The nine selections strike a neat balance between the familiar and the obscure, and the trio takes care not to concentrate on one specific phase of Bley’s chronology. They challenge themselves to braid their interplay and improvisations in a manner that honors the spirit as well as the structure of Bley’s songs. It’s a simple sophistication that can be deceptively difficult to manage, but from the album’s opening moments, when you hear the inimitable refrain of Bley’s classic “Ida Lupino,” you appreciate the dexterity of the ensemble’s caress.
The emotional and intellectual depth of Bley’s quieter compositions also inevitably arises from the bonds she formed with her most influential interpreters. Many of her earliest compositions, including at least three on Healing Power (“Ictus,” “And Now, the Queen,” and “King Korn”), were first recorded in the 1960s by pianist Paul Bley, her first husband. Her current partner, bassist Steve Swallow, has played with her in various groups for more than a half-century. The luminous “Olhos de Gato,” which translates as “Cat Eyes,” is a favorite of vibraphonist Gary Burton.

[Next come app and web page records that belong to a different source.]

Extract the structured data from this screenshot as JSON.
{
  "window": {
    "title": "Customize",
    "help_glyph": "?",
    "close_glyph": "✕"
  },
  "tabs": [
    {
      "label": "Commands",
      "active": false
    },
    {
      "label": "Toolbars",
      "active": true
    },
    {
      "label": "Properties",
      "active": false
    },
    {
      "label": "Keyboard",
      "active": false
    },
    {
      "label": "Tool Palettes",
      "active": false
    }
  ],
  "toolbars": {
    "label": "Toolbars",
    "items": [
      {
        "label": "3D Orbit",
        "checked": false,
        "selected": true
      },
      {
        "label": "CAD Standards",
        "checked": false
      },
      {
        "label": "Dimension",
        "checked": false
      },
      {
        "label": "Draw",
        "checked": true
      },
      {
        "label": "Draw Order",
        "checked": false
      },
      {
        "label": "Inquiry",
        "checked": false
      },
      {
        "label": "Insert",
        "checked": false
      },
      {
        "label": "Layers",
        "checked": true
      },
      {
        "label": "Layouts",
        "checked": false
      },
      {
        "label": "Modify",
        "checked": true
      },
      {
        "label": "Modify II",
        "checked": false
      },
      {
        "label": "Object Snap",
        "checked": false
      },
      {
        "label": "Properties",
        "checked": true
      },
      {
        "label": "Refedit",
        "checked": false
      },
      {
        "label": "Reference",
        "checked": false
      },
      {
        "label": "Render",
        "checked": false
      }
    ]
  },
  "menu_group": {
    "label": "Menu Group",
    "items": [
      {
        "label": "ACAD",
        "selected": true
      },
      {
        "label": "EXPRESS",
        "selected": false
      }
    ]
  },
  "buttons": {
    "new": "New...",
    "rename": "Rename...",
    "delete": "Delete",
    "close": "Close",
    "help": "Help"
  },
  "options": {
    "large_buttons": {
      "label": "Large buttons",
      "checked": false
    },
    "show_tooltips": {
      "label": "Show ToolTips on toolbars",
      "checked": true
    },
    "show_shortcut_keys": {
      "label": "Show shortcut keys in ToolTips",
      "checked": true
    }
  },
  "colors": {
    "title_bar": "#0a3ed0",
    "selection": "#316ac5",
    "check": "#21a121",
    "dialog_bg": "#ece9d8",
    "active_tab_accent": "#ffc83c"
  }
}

It is the stealth highlight of Healing Power, a textbook showcase for how Carla Bley writes themes that invite improvisers to dance, generating a wealth of terse but inspired solos (two by Nash on clarinet) and loving accompaniment.